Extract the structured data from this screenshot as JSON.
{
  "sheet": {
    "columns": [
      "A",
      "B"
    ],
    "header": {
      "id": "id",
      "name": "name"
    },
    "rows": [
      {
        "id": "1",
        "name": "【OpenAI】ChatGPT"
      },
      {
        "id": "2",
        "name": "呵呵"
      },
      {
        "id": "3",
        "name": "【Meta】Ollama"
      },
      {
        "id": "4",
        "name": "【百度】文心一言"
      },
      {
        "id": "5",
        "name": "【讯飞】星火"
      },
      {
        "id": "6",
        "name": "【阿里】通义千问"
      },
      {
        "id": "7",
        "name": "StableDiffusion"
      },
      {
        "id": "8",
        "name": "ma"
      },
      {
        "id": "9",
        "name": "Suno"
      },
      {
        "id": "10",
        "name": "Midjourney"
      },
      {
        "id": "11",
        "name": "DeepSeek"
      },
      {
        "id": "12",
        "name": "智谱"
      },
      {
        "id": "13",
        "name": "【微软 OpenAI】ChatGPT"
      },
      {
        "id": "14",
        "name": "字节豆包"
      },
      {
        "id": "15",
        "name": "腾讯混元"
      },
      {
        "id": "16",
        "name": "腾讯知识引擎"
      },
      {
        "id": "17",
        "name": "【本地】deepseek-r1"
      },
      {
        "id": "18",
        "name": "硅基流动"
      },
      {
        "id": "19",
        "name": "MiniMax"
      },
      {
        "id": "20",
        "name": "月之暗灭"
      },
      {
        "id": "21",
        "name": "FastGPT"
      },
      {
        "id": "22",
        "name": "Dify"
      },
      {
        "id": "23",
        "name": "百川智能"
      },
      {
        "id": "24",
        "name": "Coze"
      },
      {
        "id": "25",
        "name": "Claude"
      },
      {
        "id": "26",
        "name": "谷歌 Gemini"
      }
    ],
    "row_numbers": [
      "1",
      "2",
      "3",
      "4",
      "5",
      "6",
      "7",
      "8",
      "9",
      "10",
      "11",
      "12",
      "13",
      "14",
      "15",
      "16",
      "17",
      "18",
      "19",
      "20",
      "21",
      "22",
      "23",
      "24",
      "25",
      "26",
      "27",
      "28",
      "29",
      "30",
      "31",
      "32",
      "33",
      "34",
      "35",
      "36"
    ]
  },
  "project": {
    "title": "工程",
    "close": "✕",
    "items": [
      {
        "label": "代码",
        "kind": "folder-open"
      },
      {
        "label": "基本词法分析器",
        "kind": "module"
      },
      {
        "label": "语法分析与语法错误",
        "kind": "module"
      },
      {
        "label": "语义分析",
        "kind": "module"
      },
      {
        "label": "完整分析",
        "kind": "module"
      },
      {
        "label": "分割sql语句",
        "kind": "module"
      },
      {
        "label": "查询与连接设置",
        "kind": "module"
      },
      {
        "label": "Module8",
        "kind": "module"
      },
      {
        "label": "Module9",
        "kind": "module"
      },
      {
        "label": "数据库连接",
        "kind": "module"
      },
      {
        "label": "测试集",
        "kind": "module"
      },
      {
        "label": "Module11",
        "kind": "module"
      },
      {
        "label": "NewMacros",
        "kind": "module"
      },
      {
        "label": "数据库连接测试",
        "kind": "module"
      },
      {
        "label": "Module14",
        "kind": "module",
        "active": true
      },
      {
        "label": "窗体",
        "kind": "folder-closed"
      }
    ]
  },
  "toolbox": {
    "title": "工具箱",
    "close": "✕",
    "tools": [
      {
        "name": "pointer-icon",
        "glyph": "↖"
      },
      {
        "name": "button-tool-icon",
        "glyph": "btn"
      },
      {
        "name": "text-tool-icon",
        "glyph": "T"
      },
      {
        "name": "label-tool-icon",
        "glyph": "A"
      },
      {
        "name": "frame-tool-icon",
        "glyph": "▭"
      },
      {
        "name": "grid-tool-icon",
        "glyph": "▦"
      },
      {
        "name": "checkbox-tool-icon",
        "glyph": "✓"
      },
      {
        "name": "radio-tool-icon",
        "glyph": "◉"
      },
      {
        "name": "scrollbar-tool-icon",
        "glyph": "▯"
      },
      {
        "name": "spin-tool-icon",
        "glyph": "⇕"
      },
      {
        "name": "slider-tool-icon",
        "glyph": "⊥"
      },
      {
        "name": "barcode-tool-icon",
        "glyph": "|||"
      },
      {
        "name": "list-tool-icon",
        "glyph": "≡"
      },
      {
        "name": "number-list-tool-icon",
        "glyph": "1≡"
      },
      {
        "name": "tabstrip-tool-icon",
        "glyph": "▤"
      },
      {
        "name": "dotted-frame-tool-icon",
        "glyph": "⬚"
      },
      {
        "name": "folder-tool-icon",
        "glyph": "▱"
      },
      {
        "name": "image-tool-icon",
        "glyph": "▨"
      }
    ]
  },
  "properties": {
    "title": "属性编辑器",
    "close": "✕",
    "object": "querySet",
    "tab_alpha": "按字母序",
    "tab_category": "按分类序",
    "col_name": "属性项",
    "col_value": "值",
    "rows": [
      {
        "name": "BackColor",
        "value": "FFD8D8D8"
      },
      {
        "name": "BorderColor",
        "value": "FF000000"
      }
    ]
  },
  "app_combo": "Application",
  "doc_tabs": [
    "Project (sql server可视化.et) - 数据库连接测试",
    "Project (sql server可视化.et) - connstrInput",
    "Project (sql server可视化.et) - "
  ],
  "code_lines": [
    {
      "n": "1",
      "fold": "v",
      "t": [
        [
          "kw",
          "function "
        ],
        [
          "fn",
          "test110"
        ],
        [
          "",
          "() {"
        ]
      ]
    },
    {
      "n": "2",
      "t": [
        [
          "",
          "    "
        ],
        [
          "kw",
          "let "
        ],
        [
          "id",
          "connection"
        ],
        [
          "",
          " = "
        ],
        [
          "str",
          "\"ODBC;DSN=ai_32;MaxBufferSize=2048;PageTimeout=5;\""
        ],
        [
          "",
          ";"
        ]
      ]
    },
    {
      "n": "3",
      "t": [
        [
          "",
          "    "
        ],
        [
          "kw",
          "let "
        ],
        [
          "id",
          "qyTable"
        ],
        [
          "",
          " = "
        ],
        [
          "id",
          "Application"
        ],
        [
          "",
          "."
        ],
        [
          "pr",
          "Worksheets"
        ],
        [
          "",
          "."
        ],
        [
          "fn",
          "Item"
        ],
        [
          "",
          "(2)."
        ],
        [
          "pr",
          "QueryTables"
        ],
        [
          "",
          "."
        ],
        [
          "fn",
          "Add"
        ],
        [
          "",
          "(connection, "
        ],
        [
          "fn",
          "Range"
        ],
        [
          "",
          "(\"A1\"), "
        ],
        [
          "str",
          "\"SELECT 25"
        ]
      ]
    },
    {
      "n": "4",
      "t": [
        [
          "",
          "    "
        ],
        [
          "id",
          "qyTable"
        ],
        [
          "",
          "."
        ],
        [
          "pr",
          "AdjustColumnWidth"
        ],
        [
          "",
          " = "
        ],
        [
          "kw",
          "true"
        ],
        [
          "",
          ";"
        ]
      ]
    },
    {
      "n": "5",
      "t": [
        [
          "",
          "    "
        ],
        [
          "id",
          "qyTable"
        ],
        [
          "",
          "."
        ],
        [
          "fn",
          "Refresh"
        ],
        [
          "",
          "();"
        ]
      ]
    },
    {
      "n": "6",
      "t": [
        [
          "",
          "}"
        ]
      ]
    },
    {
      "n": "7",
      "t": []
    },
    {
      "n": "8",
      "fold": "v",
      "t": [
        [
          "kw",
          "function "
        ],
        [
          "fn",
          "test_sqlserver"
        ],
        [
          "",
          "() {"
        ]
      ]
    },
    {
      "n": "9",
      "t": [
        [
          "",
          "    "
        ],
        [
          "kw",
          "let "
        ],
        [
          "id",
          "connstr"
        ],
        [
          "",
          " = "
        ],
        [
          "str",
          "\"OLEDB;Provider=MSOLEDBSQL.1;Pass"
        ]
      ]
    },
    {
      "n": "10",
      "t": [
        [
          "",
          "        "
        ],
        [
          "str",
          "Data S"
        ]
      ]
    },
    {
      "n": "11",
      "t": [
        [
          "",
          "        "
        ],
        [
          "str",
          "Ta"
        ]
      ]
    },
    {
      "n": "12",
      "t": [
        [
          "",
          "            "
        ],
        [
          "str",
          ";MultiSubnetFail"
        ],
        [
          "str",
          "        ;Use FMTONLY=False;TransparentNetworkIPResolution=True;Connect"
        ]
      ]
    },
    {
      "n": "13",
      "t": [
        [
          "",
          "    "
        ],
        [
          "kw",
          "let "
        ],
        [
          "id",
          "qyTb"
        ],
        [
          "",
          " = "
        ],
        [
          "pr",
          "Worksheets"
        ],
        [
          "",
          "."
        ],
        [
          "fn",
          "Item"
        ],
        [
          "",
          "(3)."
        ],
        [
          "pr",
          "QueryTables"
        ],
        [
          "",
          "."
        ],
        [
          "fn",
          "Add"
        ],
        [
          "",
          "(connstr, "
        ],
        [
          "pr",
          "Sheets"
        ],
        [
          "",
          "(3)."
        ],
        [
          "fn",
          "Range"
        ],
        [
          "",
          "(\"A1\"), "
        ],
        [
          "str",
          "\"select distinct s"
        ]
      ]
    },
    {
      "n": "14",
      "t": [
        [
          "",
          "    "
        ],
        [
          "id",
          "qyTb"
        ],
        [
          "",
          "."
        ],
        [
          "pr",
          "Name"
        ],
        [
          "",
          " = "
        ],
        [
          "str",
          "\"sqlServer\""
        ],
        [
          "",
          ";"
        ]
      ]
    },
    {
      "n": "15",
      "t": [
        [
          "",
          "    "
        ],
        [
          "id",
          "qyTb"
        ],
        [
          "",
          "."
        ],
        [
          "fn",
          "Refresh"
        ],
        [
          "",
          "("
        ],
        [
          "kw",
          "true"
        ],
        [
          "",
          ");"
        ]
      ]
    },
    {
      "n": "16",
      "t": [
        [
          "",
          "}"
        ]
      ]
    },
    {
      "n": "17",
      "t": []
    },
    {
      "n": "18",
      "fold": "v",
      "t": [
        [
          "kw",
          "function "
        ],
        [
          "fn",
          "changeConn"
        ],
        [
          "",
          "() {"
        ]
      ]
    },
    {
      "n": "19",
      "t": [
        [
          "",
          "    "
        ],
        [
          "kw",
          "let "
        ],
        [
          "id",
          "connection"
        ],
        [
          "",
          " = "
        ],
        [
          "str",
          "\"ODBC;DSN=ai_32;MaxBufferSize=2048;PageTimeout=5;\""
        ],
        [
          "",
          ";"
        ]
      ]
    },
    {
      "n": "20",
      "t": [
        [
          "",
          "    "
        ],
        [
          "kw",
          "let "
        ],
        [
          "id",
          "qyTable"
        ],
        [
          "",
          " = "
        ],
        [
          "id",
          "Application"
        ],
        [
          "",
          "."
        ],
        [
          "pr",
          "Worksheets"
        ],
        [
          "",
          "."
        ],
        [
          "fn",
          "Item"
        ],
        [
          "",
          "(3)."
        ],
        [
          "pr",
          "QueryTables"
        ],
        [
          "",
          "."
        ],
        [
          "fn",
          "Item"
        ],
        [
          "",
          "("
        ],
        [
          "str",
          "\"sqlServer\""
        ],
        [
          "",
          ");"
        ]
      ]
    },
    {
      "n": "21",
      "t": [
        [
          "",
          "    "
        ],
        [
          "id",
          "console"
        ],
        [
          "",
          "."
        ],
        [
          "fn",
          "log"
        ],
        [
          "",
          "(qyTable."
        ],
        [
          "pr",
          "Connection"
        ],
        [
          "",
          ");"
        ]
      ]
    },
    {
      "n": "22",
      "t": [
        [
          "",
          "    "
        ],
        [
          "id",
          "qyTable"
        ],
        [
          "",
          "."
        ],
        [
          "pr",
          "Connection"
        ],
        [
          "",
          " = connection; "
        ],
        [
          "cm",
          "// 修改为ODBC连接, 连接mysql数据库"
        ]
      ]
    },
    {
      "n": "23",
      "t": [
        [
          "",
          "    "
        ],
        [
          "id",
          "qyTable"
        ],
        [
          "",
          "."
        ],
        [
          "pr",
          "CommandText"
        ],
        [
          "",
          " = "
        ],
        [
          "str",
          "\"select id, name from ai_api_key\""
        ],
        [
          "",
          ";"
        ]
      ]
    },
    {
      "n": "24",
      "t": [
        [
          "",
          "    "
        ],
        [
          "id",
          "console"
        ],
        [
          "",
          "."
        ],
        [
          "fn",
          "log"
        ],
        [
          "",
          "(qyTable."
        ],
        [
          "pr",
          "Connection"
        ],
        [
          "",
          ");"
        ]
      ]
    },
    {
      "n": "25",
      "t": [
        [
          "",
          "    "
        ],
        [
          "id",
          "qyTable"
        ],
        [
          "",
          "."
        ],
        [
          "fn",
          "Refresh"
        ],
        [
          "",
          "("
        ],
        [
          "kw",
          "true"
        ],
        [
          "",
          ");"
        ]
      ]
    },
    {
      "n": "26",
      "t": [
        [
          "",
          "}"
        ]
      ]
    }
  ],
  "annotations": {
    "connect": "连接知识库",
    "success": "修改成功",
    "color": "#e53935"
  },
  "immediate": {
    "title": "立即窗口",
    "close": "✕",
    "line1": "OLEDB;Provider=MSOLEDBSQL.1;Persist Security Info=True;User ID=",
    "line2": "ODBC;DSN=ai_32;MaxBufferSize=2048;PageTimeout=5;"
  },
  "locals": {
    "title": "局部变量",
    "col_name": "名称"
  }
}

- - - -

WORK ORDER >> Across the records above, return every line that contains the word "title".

RESULT >>
    "title": "工程",
    "title": "工具箱",
    "title": "属性编辑器",
    "title": "立即窗口",
    "title": "局部变量",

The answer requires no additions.